In an unusual move that runs against the grain of independent bookselling trends, Open Books: A Poem Emporium, Seattle, Wash., last month began a new policy of no longer hosting poetry readings. Owners John Marshall and Christine Deavel said in a store post that the reasons were "various and cumulative." Since 1987, the store has hosted "hundreds of readings" by a range of authors, including Sherman Alexie, "a young man with a new first book, The Business of Fancydancing. He paced as he read, his voice crackling with the grace, wit, and fire that immediately made obvious the creative power he possessed, and which has only increased over the years."
While the events have been memorable, they said, "Imagine (or remember) the exhaustion that comes from having taken a very long hike. The scenery may be grand, but the steps take a toll. Hosting readings means responding to requests for readings, coordinating various calendars, preparing and sending out information about events, ordering readers' books, writing introductions, setting up chairs and sound system, nervously awaiting audience and/or poet, staffing the till, and after the last attendee leaves, putting the store back together and heading home for a late dinner, some evenings very late.

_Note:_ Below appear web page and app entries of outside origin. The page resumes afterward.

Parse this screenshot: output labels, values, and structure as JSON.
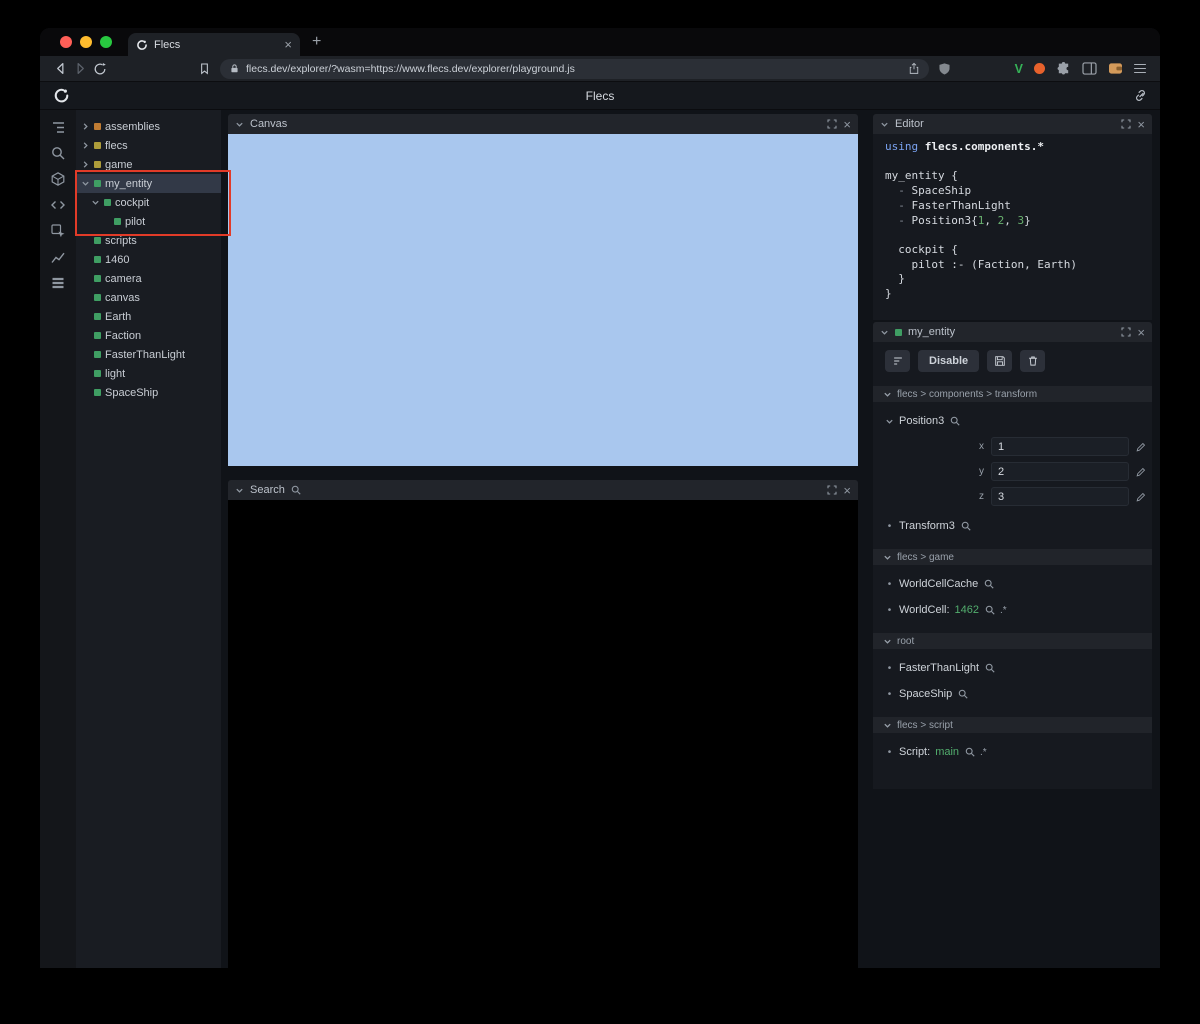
{
  "glyphs": {
    "close": "×",
    "new_tab": "+",
    "v_badge": "V",
    "bullet": "•"
  },
  "annotation": {
    "highlight_box_color": "#e23b28"
  },
  "colors": {
    "canvas_fill": "#a9c7ee",
    "entity_green": "#3f9e63",
    "module_orange": "#c07c33",
    "module_yellow": "#ad9c3a",
    "selection": "#323947",
    "value_green": "#52ad6d"
  },
  "browser": {
    "tab_title": "Flecs",
    "url": "flecs.dev/explorer/?wasm=https://www.flecs.dev/explorer/playground.js"
  },
  "app_header": {
    "title": "Flecs"
  },
  "sidebar": {
    "icons": [
      "tree-view-icon",
      "search-icon",
      "package-icon",
      "code-icon",
      "inspect-icon",
      "stats-icon",
      "table-icon"
    ]
  },
  "tree": {
    "items": [
      {
        "label": "assemblies",
        "color": "#c07c33",
        "arrow": "collapsed",
        "indent": 0
      },
      {
        "label": "flecs",
        "color": "#ad9c3a",
        "arrow": "collapsed",
        "indent": 0
      },
      {
        "label": "game",
        "color": "#ad9c3a",
        "arrow": "collapsed",
        "indent": 0
      },
      {
        "label": "my_entity",
        "color": "#3f9e63",
        "arrow": "expanded",
        "indent": 0,
        "selected": true
      },
      {
        "label": "cockpit",
        "color": "#3f9e63",
        "arrow": "expanded",
        "indent": 1
      },
      {
        "label": "pilot",
        "color": "#3f9e63",
        "arrow": "leaf",
        "indent": 2
      },
      {
        "label": "scripts",
        "color": "#3f9e63",
        "arrow": "leaf",
        "indent": 0
      },
      {
        "label": "1460",
        "color": "#3f9e63",
        "arrow": "leaf",
        "indent": 0
      },
      {
        "label": "camera",
        "color": "#3f9e63",
        "arrow": "leaf",
        "indent": 0
      },
      {
        "label": "canvas",
        "color": "#3f9e63",
        "arrow": "leaf",
        "indent": 0
      },
      {
        "label": "Earth",
        "color": "#3f9e63",
        "arrow": "leaf",
        "indent": 0
      },
      {
        "label": "Faction",
        "color": "#3f9e63",
        "arrow": "leaf",
        "indent": 0
      },
      {
        "label": "FasterThanLight",
        "color": "#3f9e63",
        "arrow": "leaf",
        "indent": 0
      },
      {
        "label": "light",
        "color": "#3f9e63",
        "arrow": "leaf",
        "indent": 0
      },
      {
        "label": "SpaceShip",
        "color": "#3f9e63",
        "arrow": "leaf",
        "indent": 0
      }
    ]
  },
  "panels": {
    "canvas": {
      "title": "Canvas"
    },
    "search": {
      "title": "Search"
    },
    "editor": {
      "title": "Editor"
    }
  },
  "editor_code": {
    "lines": [
      [
        {
          "t": "using ",
          "c": "kw"
        },
        {
          "t": "flecs.components.*",
          "c": "bold"
        }
      ],
      [],
      [
        {
          "t": "my_entity {",
          "c": "plain"
        }
      ],
      [
        {
          "t": "  - ",
          "c": "dim"
        },
        {
          "t": "SpaceShip",
          "c": "plain"
        }
      ],
      [
        {
          "t": "  - ",
          "c": "dim"
        },
        {
          "t": "FasterThanLight",
          "c": "plain"
        }
      ],
      [
        {
          "t": "  - ",
          "c": "dim"
        },
        {
          "t": "Position3{",
          "c": "plain"
        },
        {
          "t": "1",
          "c": "num"
        },
        {
          "t": ", ",
          "c": "plain"
        },
        {
          "t": "2",
          "c": "num"
        },
        {
          "t": ", ",
          "c": "plain"
        },
        {
          "t": "3",
          "c": "num"
        },
        {
          "t": "}",
          "c": "plain"
        }
      ],
      [],
      [
        {
          "t": "  cockpit {",
          "c": "plain"
        }
      ],
      [
        {
          "t": "    pilot :- (Faction, Earth)",
          "c": "plain"
        }
      ],
      [
        {
          "t": "  }",
          "c": "plain"
        }
      ],
      [
        {
          "t": "}",
          "c": "plain"
        }
      ]
    ]
  },
  "inspector": {
    "title": "my_entity",
    "toolbar": {
      "disable_label": "Disable"
    },
    "sections": [
      {
        "header": "flecs > components > transform",
        "rows": [
          {
            "name": "Position3",
            "expanded": true,
            "fields": [
              {
                "label": "x",
                "value": "1"
              },
              {
                "label": "y",
                "value": "2"
              },
              {
                "label": "z",
                "value": "3"
              }
            ]
          },
          {
            "name": "Transform3"
          }
        ]
      },
      {
        "header": "flecs > game",
        "rows": [
          {
            "name": "WorldCellCache"
          },
          {
            "name": "WorldCell:",
            "value": "1462",
            "suffix": ".*"
          }
        ]
      },
      {
        "header": "root",
        "rows": [
          {
            "name": "FasterThanLight"
          },
          {
            "name": "SpaceShip"
          }
        ]
      },
      {
        "header": "flecs > script",
        "rows": [
          {
            "name": "Script:",
            "value": "main",
            "suffix": ".*"
          }
        ]
      }
    ]
  }
}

If this sounds like whining perhaps it is; ending the whining is a goal and reason enough."
They continued: "The reading model is pretty much a one-way street--poet at the podium speaking constructions of words to assembled listeners who, once the reader has finished, socialize awhile, perhaps, then go on their way."
Instead, Marshall and Deavel want to emphasize "events in which the participation is more communal." These kinds of events include the Poetry in Conversation series; recitation gatherings, evenings at which people who've memorized a poem or two recite them; and a Poetry Trivia: Not a Redundancy event. Open Books is also continuing its relationship with the Seattle Arts & Lectures Poetry Series and expanding cooperative ventures with literary organizations such as APRIL and the Hugo House.
|Deavel and Marshall|
Marshall said that reactions have "run the gamut. We've heard actual disappointment from people who say they dream of reading here. Others have told us they enjoyed this or that particular reading and say that they'll miss having the opportunity to hear more. We've heard from those who understand our exhaustion, thanking us for the readings that did happen. We've had a few people say they think we are making a smart decision. A fellow who has read here twice called it a move toward 'sanity.' A couple of people have assumed we're closing the store."
But Marshall is delighted with the decision, saying, "I'm so happy not having to weigh requests for store readings! The second request to read here, after we'd made our decision public in conversations with customers, came from a Pulitzer Prize-winning poet who'd read for us before. That tested the resolve. But the resolve held easily, and we worked out a co-hosting arrangement for her reading with a local literary nonprofit.
"This decision has simplified our lives. And knowing the events we do host will take place at times we choose feels truly luxurious." He added, "Now our calendar feels truly like it is our own" and that the store can now focus on selling books. "Sometimes I think readings even distracted potential book buyers from seeing that bookselling is the core purpose of the store."